Head Coaches, Part 1 – Quickest Path to the Super Bowl: Find a Great Head Coach
Sure, there have been teams that have played in the big game without having an outstanding head coach. Compiling a fabulous roster of players can on occasion get the job done. Sometimes just a handful of Hall-of-Fame level players can get you there. And once in a while a single transcendent talent – usually but not always a quarterback – can carry an entire team on his shoulders. There are also some years where there is no truly dominant team.
But those are the exceptions. The best way to becoming a Super Bowl contender is to have a great head coach at the helm. A rough definition of greatness would be a coach who’s been to the Super Bowl multiple times, and/or a coach who takes his team into the playoffs around three-fourths of the time.
In my lifetime, the early greats were: Vince Lombardi at Green Bay (60’s); Tom Landry at Dallas (mid-60’s through 80’s); Don Shula at Miami (70’s); Chuck Noll at Pittsburgh (70’s); Bud Grant at Minnesota (70’s); Joe Gibbs at Washington (80’s); Joe Walsh at San Francisco (1983-88); Marv Levy at Buffalo (80’s and 90’s); George Seifert at San Francisco (90’s); Jimmie Johnson at Dallas (90’s); and Mike Holmgren at Green Bay (90’s);
Since Holmgren, the only names I see are: Mike Shanahan at Denver (mid-90’s to mid-2000’s); Tony Dungy at Indianapolis (2002-08); Pete Carroll at Seattle (2012-18); Andy Reid at Philadelphia (1999-2010) and Kansas City (2013-present); and Bill Belichick at New England (2000’s to present). It seems that it keeps getting tougher to keep an NFL team at or near the top for any considerable length of time.
According to my parameters, there’s only been a dozen or so great coaches since the advent of what came to be called the Super Bowl. But those coaches consistently fielded highly competitive teams while they were at the top of their games – an important distinction, for most of them were not able to sustain their greatness as they aged.
I have a theory why the importance of a head coach is under-appreciated. At any given time, there are maybe four great coaches in the NFL. There are also around eight or so lousy head coaches. That leaves around 20 mediocre, or unexceptional, head coaches.
For the most part, those 20 unexceptional HCs preside over unexceptional teams.

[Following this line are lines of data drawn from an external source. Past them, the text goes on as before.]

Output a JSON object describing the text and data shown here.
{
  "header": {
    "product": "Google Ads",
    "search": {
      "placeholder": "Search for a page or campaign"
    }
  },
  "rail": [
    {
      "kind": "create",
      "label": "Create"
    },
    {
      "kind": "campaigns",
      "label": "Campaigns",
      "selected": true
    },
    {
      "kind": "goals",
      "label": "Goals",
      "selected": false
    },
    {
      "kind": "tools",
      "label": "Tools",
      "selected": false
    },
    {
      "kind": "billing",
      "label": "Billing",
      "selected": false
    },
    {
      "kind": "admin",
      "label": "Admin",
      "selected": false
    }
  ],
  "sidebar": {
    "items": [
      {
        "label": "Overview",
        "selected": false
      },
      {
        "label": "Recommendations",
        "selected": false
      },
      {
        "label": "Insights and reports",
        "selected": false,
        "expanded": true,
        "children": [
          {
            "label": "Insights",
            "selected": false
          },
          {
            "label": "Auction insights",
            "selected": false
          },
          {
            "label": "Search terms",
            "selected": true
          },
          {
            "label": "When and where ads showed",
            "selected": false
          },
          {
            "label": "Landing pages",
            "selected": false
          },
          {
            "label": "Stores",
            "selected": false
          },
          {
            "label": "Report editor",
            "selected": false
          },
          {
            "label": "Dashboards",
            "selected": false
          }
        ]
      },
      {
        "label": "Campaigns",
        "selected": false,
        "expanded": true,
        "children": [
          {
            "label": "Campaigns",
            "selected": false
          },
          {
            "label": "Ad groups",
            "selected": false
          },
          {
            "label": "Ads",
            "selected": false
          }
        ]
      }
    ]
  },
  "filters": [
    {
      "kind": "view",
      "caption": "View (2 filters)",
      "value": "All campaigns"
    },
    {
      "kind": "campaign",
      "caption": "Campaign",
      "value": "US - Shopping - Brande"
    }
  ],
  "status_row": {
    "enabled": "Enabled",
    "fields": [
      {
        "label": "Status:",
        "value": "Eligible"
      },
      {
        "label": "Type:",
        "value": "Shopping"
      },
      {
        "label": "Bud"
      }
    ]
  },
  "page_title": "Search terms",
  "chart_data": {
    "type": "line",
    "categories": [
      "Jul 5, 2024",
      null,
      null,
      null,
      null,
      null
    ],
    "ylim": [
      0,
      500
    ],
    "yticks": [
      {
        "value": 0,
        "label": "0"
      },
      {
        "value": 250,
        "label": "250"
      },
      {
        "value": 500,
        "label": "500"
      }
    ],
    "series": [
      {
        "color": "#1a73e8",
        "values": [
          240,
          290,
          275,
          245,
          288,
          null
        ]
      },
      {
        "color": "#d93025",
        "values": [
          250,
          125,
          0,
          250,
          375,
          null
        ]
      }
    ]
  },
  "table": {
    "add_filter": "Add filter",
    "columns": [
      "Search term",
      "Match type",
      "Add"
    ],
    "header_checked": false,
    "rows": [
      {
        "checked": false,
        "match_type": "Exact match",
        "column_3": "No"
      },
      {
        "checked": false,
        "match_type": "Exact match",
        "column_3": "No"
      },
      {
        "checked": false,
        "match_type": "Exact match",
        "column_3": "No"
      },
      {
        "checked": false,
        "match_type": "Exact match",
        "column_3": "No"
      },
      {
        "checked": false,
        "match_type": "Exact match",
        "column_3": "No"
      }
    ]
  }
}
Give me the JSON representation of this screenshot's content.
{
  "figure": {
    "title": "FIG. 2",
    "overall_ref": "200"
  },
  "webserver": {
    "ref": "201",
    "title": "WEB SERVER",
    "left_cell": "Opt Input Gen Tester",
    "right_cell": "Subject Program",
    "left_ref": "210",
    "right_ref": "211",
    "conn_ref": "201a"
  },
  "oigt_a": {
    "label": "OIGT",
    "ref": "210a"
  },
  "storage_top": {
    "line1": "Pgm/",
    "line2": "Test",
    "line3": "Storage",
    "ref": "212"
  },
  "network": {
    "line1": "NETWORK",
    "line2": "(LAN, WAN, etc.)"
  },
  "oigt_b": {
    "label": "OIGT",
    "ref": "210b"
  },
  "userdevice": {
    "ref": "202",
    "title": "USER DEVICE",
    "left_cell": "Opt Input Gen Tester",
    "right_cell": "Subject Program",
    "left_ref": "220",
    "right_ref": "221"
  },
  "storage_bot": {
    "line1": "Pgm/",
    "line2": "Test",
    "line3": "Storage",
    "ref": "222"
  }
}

Think of it this way: those 20 teams are playing as we should expect: right up to the abilities of their head coaches.
As to the eight or so incompetent HCs, they fairly quickly lose their jobs. We seldom pause to think that those teams, too, are playing up to the abilities of their top guy. How many times do we see teams fire a lousy coach, and almost immediately show a marked improvement with a new coach – even if the new guy is not exceptional (but not lousy)?

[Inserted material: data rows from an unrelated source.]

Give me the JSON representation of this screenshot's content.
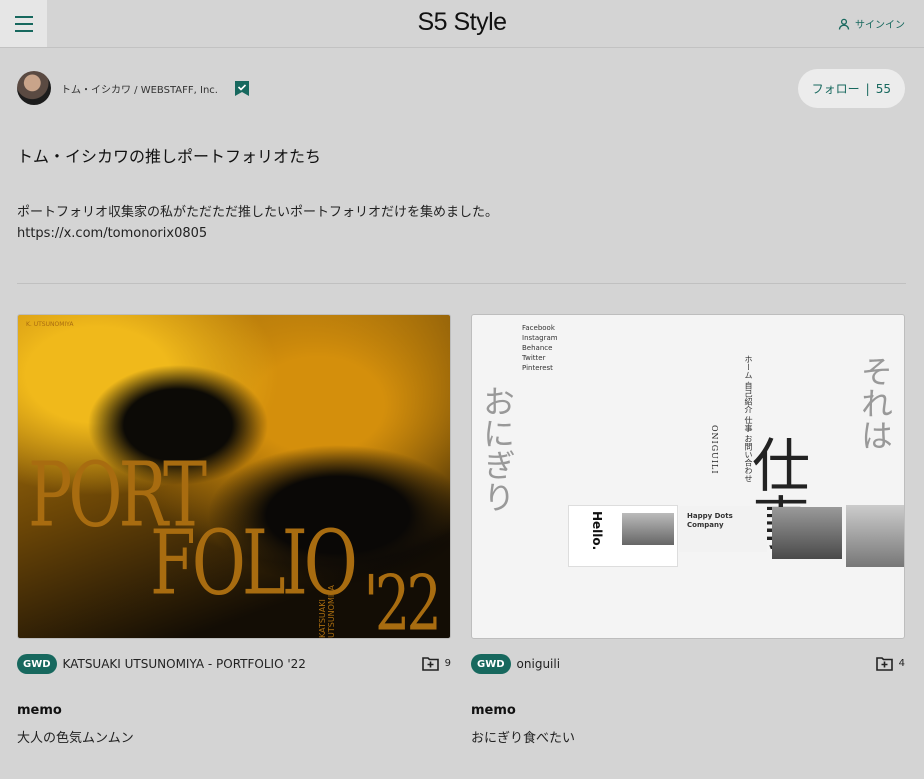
{
  "header": {
    "logo": "S5 Style",
    "signin_label": "サインイン"
  },
  "author": {
    "name": "トム・イシカワ / WEBSTAFF, Inc.",
    "follow_label": "フォロー",
    "follow_separator": "|",
    "follow_count": "55"
  },
  "collection": {
    "title": "トム・イシカワの推しポートフォリオたち",
    "description_line1": "ポートフォリオ収集家の私がただただ推したいポートフォリオだけを集めました。",
    "description_line2": "https://x.com/tomonorix0805"
  },
  "cards": [
    {
      "badge": "GWD",
      "site_name": "KATSUAKI UTSUNOMIYA - PORTFOLIO '22",
      "count": "9",
      "memo_label": "memo",
      "memo_text": "大人の色気ムンムン",
      "thumb_text": {
        "word1": "PORT",
        "word2": "FOLIO",
        "year": "'22",
        "name": "KATSUAKI UTSUNOMIYA",
        "corner": "K. UTSUNOMIYA"
      }
    },
    {
      "badge": "GWD",
      "site_name": "oniguili",
      "count": "4",
      "memo_label": "memo",
      "memo_text": "おにぎり食べたい",
      "thumb_text": {
        "big": "仕事",
        "side_left": "おにぎり",
        "side_right": "それは",
        "hello": "Hello.",
        "happy": "Happy Dots Company",
        "links": "Facebook Instagram Behance Twitter Pinterest",
        "menu": "ホーム 自己紹介 仕事 お問い合わせ",
        "brand": "ONIGUILI"
      }
    }
  ],
  "colors": {
    "accent": "#17685e",
    "background": "#d4d4d4"
  }
}
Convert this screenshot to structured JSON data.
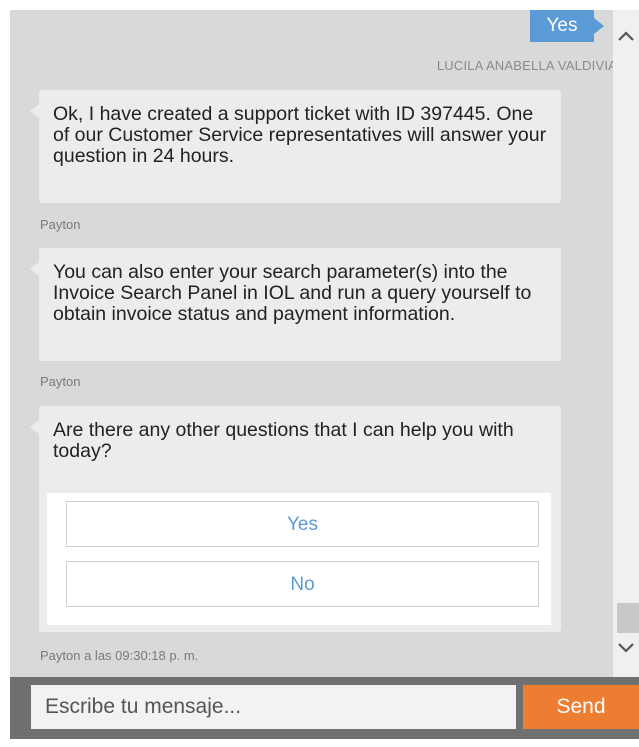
{
  "conversation": {
    "outgoing": {
      "text": "Yes",
      "author": "LUCILA ANABELLA VALDIVIA"
    },
    "messages": [
      {
        "text": "Ok, I have created a support ticket with ID 397445. One of our Customer Service representatives will answer your question in 24 hours.",
        "sender": "Payton"
      },
      {
        "text": "You can also enter your search parameter(s) into the Invoice Search Panel in IOL and run a query yourself to obtain invoice status and payment information.",
        "sender": "Payton"
      },
      {
        "text": "Are there any other questions that I can help you with today?",
        "sender": "Payton a las 09:30:18 p. m.",
        "options": [
          "Yes",
          "No"
        ]
      }
    ]
  },
  "composer": {
    "placeholder": "Escribe tu mensaje...",
    "send_label": "Send"
  },
  "icons": {
    "scroll_up": "chevron-up-icon",
    "scroll_down": "chevron-down-icon"
  },
  "colors": {
    "accent_blue": "#5b9bd5",
    "send_orange": "#ed7d31"
  }
}
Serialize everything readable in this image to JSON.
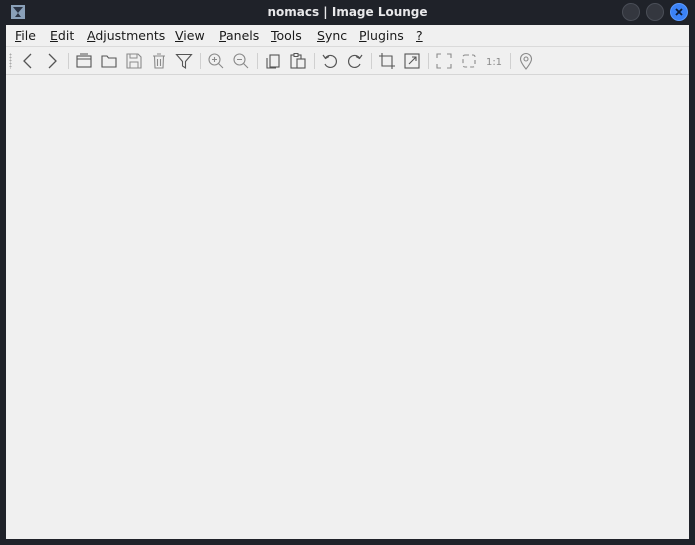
{
  "window": {
    "title": "nomacs | Image Lounge",
    "controls": [
      "minimize-icon",
      "maximize-icon",
      "close-icon"
    ],
    "accent_color": "#3b82f6"
  },
  "menubar": {
    "items": [
      {
        "label": "File",
        "accel": "F",
        "rest": "ile"
      },
      {
        "label": "Edit",
        "accel": "E",
        "rest": "dit"
      },
      {
        "label": "Adjustments",
        "accel": "A",
        "rest": "djustments"
      },
      {
        "label": "View",
        "accel": "V",
        "rest": "iew"
      },
      {
        "label": "Panels",
        "accel": "P",
        "rest": "anels"
      },
      {
        "label": "Tools",
        "accel": "T",
        "rest": "ools"
      },
      {
        "label": "Sync",
        "accel": "S",
        "rest": "ync"
      },
      {
        "label": "Plugins",
        "accel": "P",
        "rest": "lugins"
      },
      {
        "label": "?",
        "accel": "?",
        "rest": ""
      }
    ]
  },
  "toolbar": {
    "icons": [
      "previous-icon",
      "next-icon",
      "open-icon",
      "open-folder-icon",
      "save-icon",
      "delete-icon",
      "filter-icon",
      "zoom-in-icon",
      "zoom-out-icon",
      "copy-icon",
      "paste-icon",
      "rotate-left-icon",
      "rotate-right-icon",
      "crop-icon",
      "resize-icon",
      "fullscreen-icon",
      "frameless-icon",
      "one-to-one-icon",
      "gps-icon"
    ],
    "one_to_one_label": "1:1"
  }
}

The question becomes: were these unfortunate coaches saddled with inferior players, or were those losing records primarily due to having a lousy head coach? I think it’s mostly the latter.
Last year we saw Chicago switch from John Fox to Mike Nagy, and the Bears went from 5-11 to 12-4. In 2017, we saw the Rams go from 4-12 under Jeff Fisher to 11-5 under Sean McVay. The great turnaround that senior Packers fans got to experience was of course the Packers going from 1-10-1 under Ray McLean to Vince Lombardi leading them to 7-5 in 1959.
I’m finding it hard to overestimate the importance of having a top-notch head coach.
Does anyone doubt that the 33-year-old McVay will be in the hunt for the Super Bowl more often than not over the next decade – or two or three?
Or how about Anthony Ray Lynn? Green Bay fans are probably not real familiar with what goes on with the Chargers, or even where they are playing of late. Head coach Mike McCoy took the team to a 5-11 record in 2016. Replacing him was Anthony Lynn, who got the team to 9-7 in 2017. Then in 2018, he upped the mark to 12-4 – and into the playoffs for only the second time since 2009. In a few years, the sports world might be talking more about Lynn than McVay.
I see that many forecasters are predicting even better things for the 50-year-old African American and his mates in 2019. By the way, the Chargers will play their home games at Dignity Health Sports Park until the 2020 opening of the Los Angeles Stadium at Hollywood Park, which they’ll share with the Rams. One of the Chargers’ home games this year will be against the Packers – get your tickets early, as the stadium’s capacity is only around 30,000. And be sure to head toward Carson, California, not L.A. or San Diego.
Great coaches excel despite adversity. Personnel come and go, but the winning continues. Injuries abound, but the beat goes on. And after a great coach departs, more often than not, that team quickly returns to mediocrity.
In selecting Matt LaFleur, the Packers selected a coach with great possibilities. We’ll see how it all unfolds.